If You Can’t Figure Out How to Vote, Blame a Teacher
"We're a nation of ideological illiterates, if not ideological idiots," sighs Steve Boriss, who blames America's public schools for failing to teach a proper political education. Instead of teaching the core principles between the right and left, our children are indoctrinated with a hopelessly monolithic curriculum of Republicans versus Democrats. It's a far cry from what Jefferson envisioned.
February 3, 2008 - 12:00 am
The reason public education was created in the first place was to help us vote responsibly. Jefferson wanted public education “to enable every man to judge for himself what will secure or endanger his freedom.” Schools were to teach every citizen “to read, to judge and to vote understandingly on what is passing.” Well, our report card just came back from the Pew Center and, trust me, it’s a good thing we don’t have to worry what will happen when our Founding Fathers come home. Even though it is all our teachers’ fault.
The ABC’s of political ideology — In the Sound of Music, Maria sings “When you read you begin with A-B-C, When you sing you begin with do-re-mi.” But, what about voting? When you vote, you begin with…what exactly?
You begin with “left” and “right.” You don’t begin with “right” and “wrong,” as our ideologically monolithic mainstream media might have you believe. You don’t begin with “Democrat” and “Republican,” which are political parties holding ideologies that vary over time and among their own members. You don’t even begin with “liberal” and “conservative,” which represent how much change we want relative to the status quo. For example, the monarchy-rejecting Founding Fathers were “liberal” in their time, while those who want to preserve their ideas today are “conservative.”
The concepts of left and right explain quite a lot in today’s political debates. For instance, have you noticed there always seem to be two teams squaring-off against each other, and the people on each team never change? The topics might seem to have nothing in common — abortion, death penalty, drilling in ANWR, guns, health care, immigration, school vouchers, Social Security. But in fact, these teammates do have something in common. They have the same view of how the world works.
In a nutshell, those on the left and right hold opposite views on the capability of Man. Those on the right think of Man as hopelessly imperfect and limited in what he can accomplish. Man is not naturally good, but is naturally selfish. He cannot solve all problems, and it is dangerous to give power to those who tell us they can. If there is an “obvious” solution, it must have been tried before, sometime in history, and found to have had unacceptable trade-offs. Better to let the masses and experience guide us.

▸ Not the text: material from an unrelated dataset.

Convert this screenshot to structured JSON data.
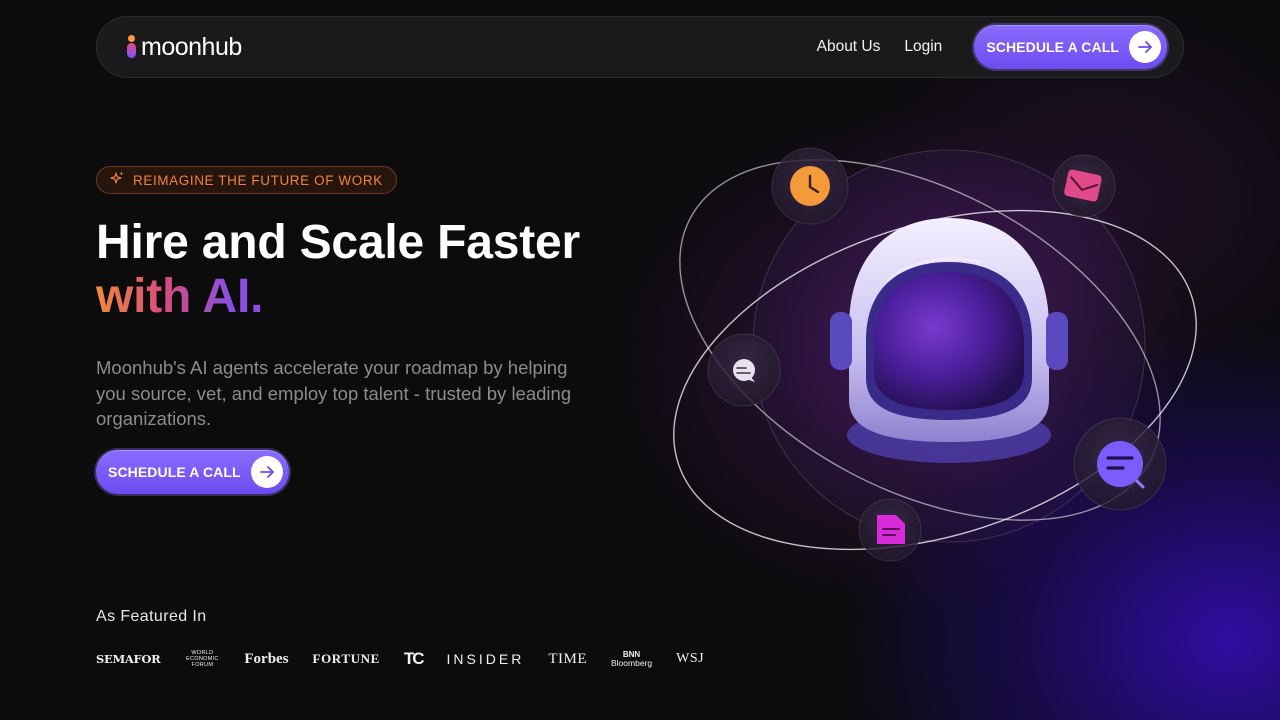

On the other hand, those on the left believe Man is perfectible and can accomplish just about anything. And since Man can solve all problems, he must have caused all problems in the first place. So somebody must be to blame for everything, whether it is poverty or global warming. Everything must be fixed, ideally by forcing those who are to blame to make sacrifices. Let the most perfect of us, the best and the brightest, tell us what to do.
What if our schoolteachers spent more time encouraging us to understand and celebrate this diversity of world views, rather than harping on differences in gender and race that they hypocritically tell us we ought not to be noticing at all? We would better understand why we hold the political beliefs that we do and be more capable of developing views on unfamiliar topics. We would also be less likely to label our opponents as na√Øve, stupid, mean, evil, or morally deficient, understanding that they just hold what we consider to be misguided premises regarding how the world works. We could engage in more civil discussions, and perhaps more frequently participate in Jefferson’s preferred process to get to the truth – a multitude of voices competing in a freewheeling marketplace of ideas.
Ideological Illiteracy in America — But according to that aforementioned Pew survey, we’re a nation of ideological illiterates, if not ideological idiots. While most Republican voters did somehow manage to classify themselves to the right of the “moderate” midpoint, it is odd that a candidate with purebred conservative positions like Romney was not labeled “conservative” and was placed to the left of President Bush — anything but a conservative on core issues like immigration, campaign finance reform, and spending.
But the dunce cap these days belongs to Democrats, who place themselves right smack in the middle of the spectrum, apparently believing their views to simply be the correct and most reasonable ones. Yet, think about the position on energy that has been taken by every one of their Presidential Primary candidates. We should block drilling in a God-forsaken part of Alaskan no-man’s and no-animal’s land, despite the environmental triumph of the Alaskan pipeline. We should ban construction of additional nuclear power plants, despite decades of success in Europe. We should bet our entire economy on unproven alternative technologies. And, we should remain silent as freedom-suppressing China begins to drill in the Gulf, and Middle Eastern dictators jerk around our economy. This is a moderate position?
So, “how do you solve a problem like America’s schoolteachers?” Sure, Maria von Trapp may have been a little flaky, but at least by the time her oldest student was going on 17 and still too young to vote, they all knew how to identify and bid adieu to a political ideology that did not fit their world view. Which, if you are a product of our public schools, is more than can be said for yiew, and yiew, and yiew.
Steve Boriss blogs at The Future of News. He works for Washington University in St. Louis, where he is Associate Director of the Center for the Application of Information Technology (CAIT) and teaches a class called “The Future of News.”